Entries from a dataset of interfaces
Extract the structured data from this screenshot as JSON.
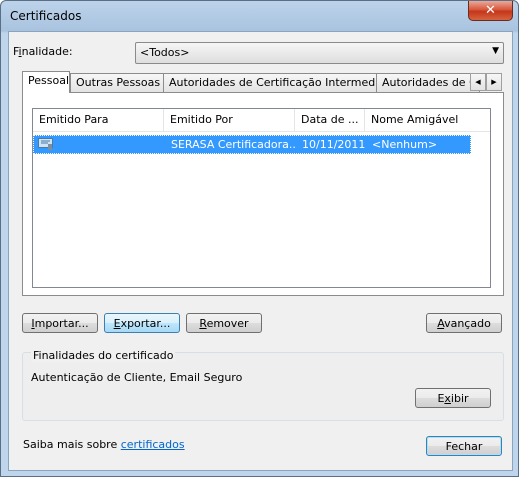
{
  "window": {
    "title": "Certificados",
    "close_label": "✕"
  },
  "purpose": {
    "label_prefix": "F",
    "label_underlined": "i",
    "label_rest": "nalidade:",
    "value": "<Todos>"
  },
  "tabs": [
    {
      "label": "Pessoal",
      "active": true
    },
    {
      "label": "Outras Pessoas",
      "active": false
    },
    {
      "label": "Autoridades de Certificação Intermediárias",
      "active": false
    },
    {
      "label": "Autoridades de Ce",
      "active": false
    }
  ],
  "tab_scroll": {
    "left": "◀",
    "right": "▶"
  },
  "table": {
    "columns": [
      "Emitido Para",
      "Emitido Por",
      "Data de ...",
      "Nome Amigável"
    ],
    "rows": [
      {
        "issued_to": "",
        "issued_by": "SERASA Certificadora...",
        "date": "10/11/2011",
        "friendly_name": "<Nenhum>",
        "selected": true
      }
    ]
  },
  "buttons": {
    "import": {
      "u": "I",
      "rest": "mportar..."
    },
    "export": {
      "u": "E",
      "rest": "xportar..."
    },
    "remove": {
      "u": "R",
      "rest": "emover"
    },
    "advanced": {
      "u": "A",
      "rest": "vançado"
    },
    "view": {
      "pre": "E",
      "u": "x",
      "rest": "ibir"
    },
    "close": "Fechar"
  },
  "purposes_group": {
    "title": "Finalidades do certificado",
    "text": "Autenticação de Cliente, Email Seguro"
  },
  "footer": {
    "text": "Saiba mais sobre ",
    "link": "certificados"
  },
  "colors": {
    "selection": "#3399ff",
    "link": "#0066cc",
    "close_button": "#c4361a"
  }
}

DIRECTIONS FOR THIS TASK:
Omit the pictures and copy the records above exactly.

REPLY:
Extract the structured data from this screenshot as JSON.
{
  "window": {
    "title": "Certificados",
    "close_label": "✕"
  },
  "purpose": {
    "label_prefix": "F",
    "label_underlined": "i",
    "label_rest": "nalidade:",
    "value": "<Todos>"
  },
  "tabs": [
    {
      "label": "Pessoal",
      "active": true
    },
    {
      "label": "Outras Pessoas",
      "active": false
    },
    {
      "label": "Autoridades de Certificação Intermediárias",
      "active": false
    },
    {
      "label": "Autoridades de Ce",
      "active": false
    }
  ],
  "tab_scroll": {
    "left": "◀",
    "right": "▶"
  },
  "table": {
    "columns": [
      "Emitido Para",
      "Emitido Por",
      "Data de ...",
      "Nome Amigável"
    ],
    "rows": [
      {
        "issued_to": "",
        "issued_by": "SERASA Certificadora...",
        "date": "10/11/2011",
        "friendly_name": "<Nenhum>",
        "selected": true
      }
    ]
  },
  "buttons": {
    "import": {
      "u": "I",
      "rest": "mportar..."
    },
    "export": {
      "u": "E",
      "rest": "xportar..."
    },
    "remove": {
      "u": "R",
      "rest": "emover"
    },
    "advanced": {
      "u": "A",
      "rest": "vançado"
    },
    "view": {
      "pre": "E",
      "u": "x",
      "rest": "ibir"
    },
    "close": "Fechar"
  },
  "purposes_group": {
    "title": "Finalidades do certificado",
    "text": "Autenticação de Cliente, Email Seguro"
  },
  "footer": {
    "text": "Saiba mais sobre ",
    "link": "certificados"
  },
  "colors": {
    "selection": "#3399ff",
    "link": "#0066cc",
    "close_button": "#c4361a"
  }
}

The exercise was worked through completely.